    Both of you are assuming my issue is contained within the CofC. It isn't. The policy [yes, it says it's outdated, but I see no evidence of it being updated] I'm speaking to is under <help><debates> which stipulates that the number of arguments shall equal the number of rounds, which means that waiving rounds is not allowed. Can I be any clearer?
  • PressF4Respect
    PressF4Respect avatar
    Debates: 10
    Forum posts: 3,159
    3
    8
    11
    PressF4Respect avatar
    PressF4Respect
    --> @fauxlaw
    The argumentation is the stage when participants take turns publishing their arguments, the number of which is equal to the number of the rounds in the debate.
    Do you mean this? 

    Even if it wasn't outdated, this still wouldn't stipulate waiving arguments to be illegal. The rule doesn't mandate every round containing an argument. All it states is that the argumentation period is equal to the number of rounds in the debate, hence why it is under the "Argumentation" heading of the "Debates" section in the "Help" menu (where new DART members went to learn how the debates are structured).

    I think it's a simple error of misinterpretation.

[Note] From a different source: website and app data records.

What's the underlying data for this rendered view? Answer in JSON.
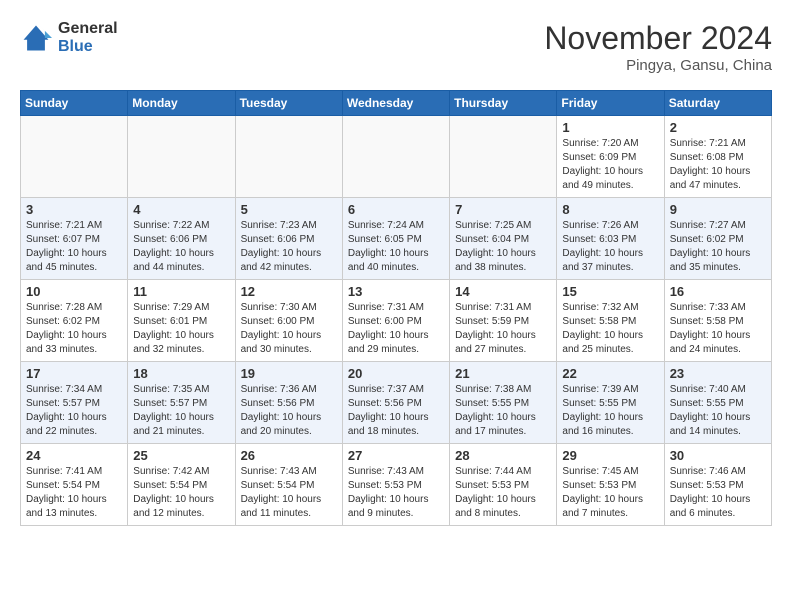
{
  "logo": {
    "general": "General",
    "blue": "Blue"
  },
  "title": "November 2024",
  "location": "Pingya, Gansu, China",
  "days_of_week": [
    "Sunday",
    "Monday",
    "Tuesday",
    "Wednesday",
    "Thursday",
    "Friday",
    "Saturday"
  ],
  "weeks": [
    [
      {
        "day": "",
        "info": ""
      },
      {
        "day": "",
        "info": ""
      },
      {
        "day": "",
        "info": ""
      },
      {
        "day": "",
        "info": ""
      },
      {
        "day": "",
        "info": ""
      },
      {
        "day": "1",
        "info": "Sunrise: 7:20 AM\nSunset: 6:09 PM\nDaylight: 10 hours\nand 49 minutes."
      },
      {
        "day": "2",
        "info": "Sunrise: 7:21 AM\nSunset: 6:08 PM\nDaylight: 10 hours\nand 47 minutes."
      }
    ],
    [
      {
        "day": "3",
        "info": "Sunrise: 7:21 AM\nSunset: 6:07 PM\nDaylight: 10 hours\nand 45 minutes."
      },
      {
        "day": "4",
        "info": "Sunrise: 7:22 AM\nSunset: 6:06 PM\nDaylight: 10 hours\nand 44 minutes."
      },
      {
        "day": "5",
        "info": "Sunrise: 7:23 AM\nSunset: 6:06 PM\nDaylight: 10 hours\nand 42 minutes."
      },
      {
        "day": "6",
        "info": "Sunrise: 7:24 AM\nSunset: 6:05 PM\nDaylight: 10 hours\nand 40 minutes."
      },
      {
        "day": "7",
        "info": "Sunrise: 7:25 AM\nSunset: 6:04 PM\nDaylight: 10 hours\nand 38 minutes."
      },
      {
        "day": "8",
        "info": "Sunrise: 7:26 AM\nSunset: 6:03 PM\nDaylight: 10 hours\nand 37 minutes."
      },
      {
        "day": "9",
        "info": "Sunrise: 7:27 AM\nSunset: 6:02 PM\nDaylight: 10 hours\nand 35 minutes."
      }
    ],
    [
      {
        "day": "10",
        "info": "Sunrise: 7:28 AM\nSunset: 6:02 PM\nDaylight: 10 hours\nand 33 minutes."
      },
      {
        "day": "11",
        "info": "Sunrise: 7:29 AM\nSunset: 6:01 PM\nDaylight: 10 hours\nand 32 minutes."
      },
      {
        "day": "12",
        "info": "Sunrise: 7:30 AM\nSunset: 6:00 PM\nDaylight: 10 hours\nand 30 minutes."
      },
      {
        "day": "13",
        "info": "Sunrise: 7:31 AM\nSunset: 6:00 PM\nDaylight: 10 hours\nand 29 minutes."
      },
      {
        "day": "14",
        "info": "Sunrise: 7:31 AM\nSunset: 5:59 PM\nDaylight: 10 hours\nand 27 minutes."
      },
      {
        "day": "15",
        "info": "Sunrise: 7:32 AM\nSunset: 5:58 PM\nDaylight: 10 hours\nand 25 minutes."
      },
      {
        "day": "16",
        "info": "Sunrise: 7:33 AM\nSunset: 5:58 PM\nDaylight: 10 hours\nand 24 minutes."
      }
    ],
    [
      {
        "day": "17",
        "info": "Sunrise: 7:34 AM\nSunset: 5:57 PM\nDaylight: 10 hours\nand 22 minutes."
      },
      {
        "day": "18",
        "info": "Sunrise: 7:35 AM\nSunset: 5:57 PM\nDaylight: 10 hours\nand 21 minutes."
      },
      {
        "day": "19",
        "info": "Sunrise: 7:36 AM\nSunset: 5:56 PM\nDaylight: 10 hours\nand 20 minutes."
      },
      {
        "day": "20",
        "info": "Sunrise: 7:37 AM\nSunset: 5:56 PM\nDaylight: 10 hours\nand 18 minutes."
      },
      {
        "day": "21",
        "info": "Sunrise: 7:38 AM\nSunset: 5:55 PM\nDaylight: 10 hours\nand 17 minutes."
      },
      {
        "day": "22",
        "info": "Sunrise: 7:39 AM\nSunset: 5:55 PM\nDaylight: 10 hours\nand 16 minutes."
      },
      {
        "day": "23",
        "info": "Sunrise: 7:40 AM\nSunset: 5:55 PM\nDaylight: 10 hours\nand 14 minutes."
      }
    ],
    [
      {
        "day": "24",
        "info": "Sunrise: 7:41 AM\nSunset: 5:54 PM\nDaylight: 10 hours\nand 13 minutes."
      },
      {
        "day": "25",
        "info": "Sunrise: 7:42 AM\nSunset: 5:54 PM\nDaylight: 10 hours\nand 12 minutes."
      },
      {
        "day": "26",
        "info": "Sunrise: 7:43 AM\nSunset: 5:54 PM\nDaylight: 10 hours\nand 11 minutes."
      },
      {
        "day": "27",
        "info": "Sunrise: 7:43 AM\nSunset: 5:53 PM\nDaylight: 10 hours\nand 9 minutes."
      },
      {
        "day": "28",
        "info": "Sunrise: 7:44 AM\nSunset: 5:53 PM\nDaylight: 10 hours\nand 8 minutes."
      },
      {
        "day": "29",
        "info": "Sunrise: 7:45 AM\nSunset: 5:53 PM\nDaylight: 10 hours\nand 7 minutes."
      },
      {
        "day": "30",
        "info": "Sunrise: 7:46 AM\nSunset: 5:53 PM\nDaylight: 10 hours\nand 6 minutes."
      }
    ]
  ]
}
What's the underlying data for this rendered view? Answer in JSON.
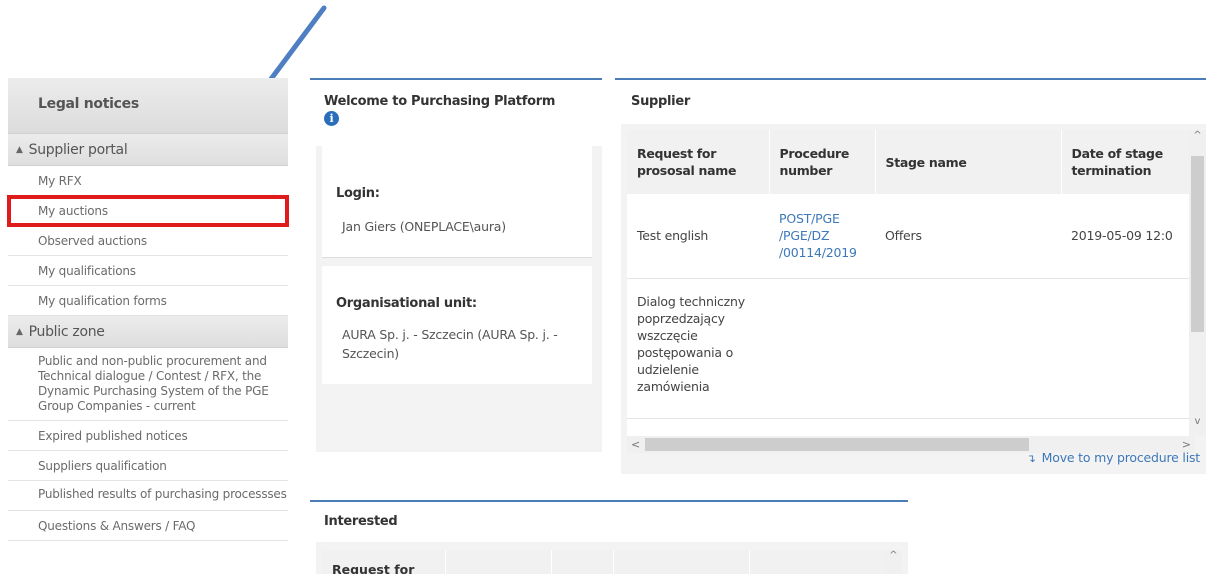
{
  "sidebar": {
    "legal_notices": "Legal notices",
    "supplier_portal": {
      "title": "Supplier portal",
      "items": [
        {
          "label": "My RFX"
        },
        {
          "label": "My auctions"
        },
        {
          "label": "Observed auctions"
        },
        {
          "label": "My qualifications"
        },
        {
          "label": "My qualification forms"
        }
      ]
    },
    "public_zone": {
      "title": "Public zone",
      "items": [
        {
          "label": "Public and non-public procurement and Technical dialogue / Contest / RFX, the Dynamic Purchasing System of the PGE Group Companies - current"
        },
        {
          "label": "Expired published notices"
        },
        {
          "label": "Suppliers qualification"
        },
        {
          "label": "Published results of purchasing processses"
        },
        {
          "label": "Questions & Answers / FAQ"
        }
      ]
    }
  },
  "welcome": {
    "title": "Welcome to Purchasing Platform",
    "login_label": "Login:",
    "login_value": "Jan Giers (ONEPLACE\\aura)",
    "org_label": "Organisational unit:",
    "org_value": "AURA Sp. j. - Szczecin (AURA Sp. j. - Szczecin)"
  },
  "supplier": {
    "title": "Supplier",
    "columns": [
      "Request for prososal name",
      "Procedure number",
      "Stage name",
      "Date of stage termination"
    ],
    "rows": [
      {
        "name": "Test english",
        "procedure": "POST/PGE/PGE/DZ/00114/2019",
        "procedure_lines": [
          "POST/PGE",
          "/PGE/DZ",
          "/00114/2019"
        ],
        "stage": "Offers",
        "date": "2019-05-09 12:0"
      },
      {
        "name": "Dialog techniczny poprzedzający wszczęcie postępowania o udzielenie zamówienia",
        "name_lines": [
          "Dialog techniczny",
          "poprzedzający",
          "wszczęcie",
          "postępowania o",
          "udzielenie",
          "zamówienia"
        ],
        "procedure": "",
        "stage": "",
        "date": ""
      }
    ],
    "move_link": "Move to my procedure list"
  },
  "interested": {
    "title": "Interested",
    "first_column": "Request for"
  },
  "colors": {
    "accent": "#4a7db5",
    "link": "#3d78b8",
    "highlight": "#e01b1b",
    "info_icon": "#2a6ebb"
  }
}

  • fauxlaw
    fauxlaw avatar
    Debates: 60
    Forum posts: 2,868
    4
    6
    10
    fauxlaw avatar
    fauxlaw
    --> @PressF4Respect
    Read it again. "The argumentation is the  stage..." [that's the entire scope of the debate, after its creation and challenge phases, beginning with round one, and ending with round n, as designated by the initiator.  The debate continues through the argumentation phase] "when participants take turns publishing their arguments..." ["arguments" being arguments/rebuttals/defense] "...the number of which..." ["which," referring to arguments, not argumentation] "is equal to the number of rounds in the debate." # Arguments = # rounds. Period. There is a distinction between argumentation [a phase of the debate including all rounds, combined] and arguments [presented in each round] That's what the policy says. It if means what you said, it should say as you've described, but it doesn't as currently worded.
  • PressF4Respect
    PressF4Respect avatar
    Debates: 10
    Forum posts: 3,159
    3
    8
    11
    PressF4Respect avatar
    PressF4Respect
    --> @fauxlaw
    "...the number of which..." ["which," referring to arguments, not argumentation] "
    "The number of which" refers to turns in the argumentation period, not the arguments themselves. 

    My point still stands.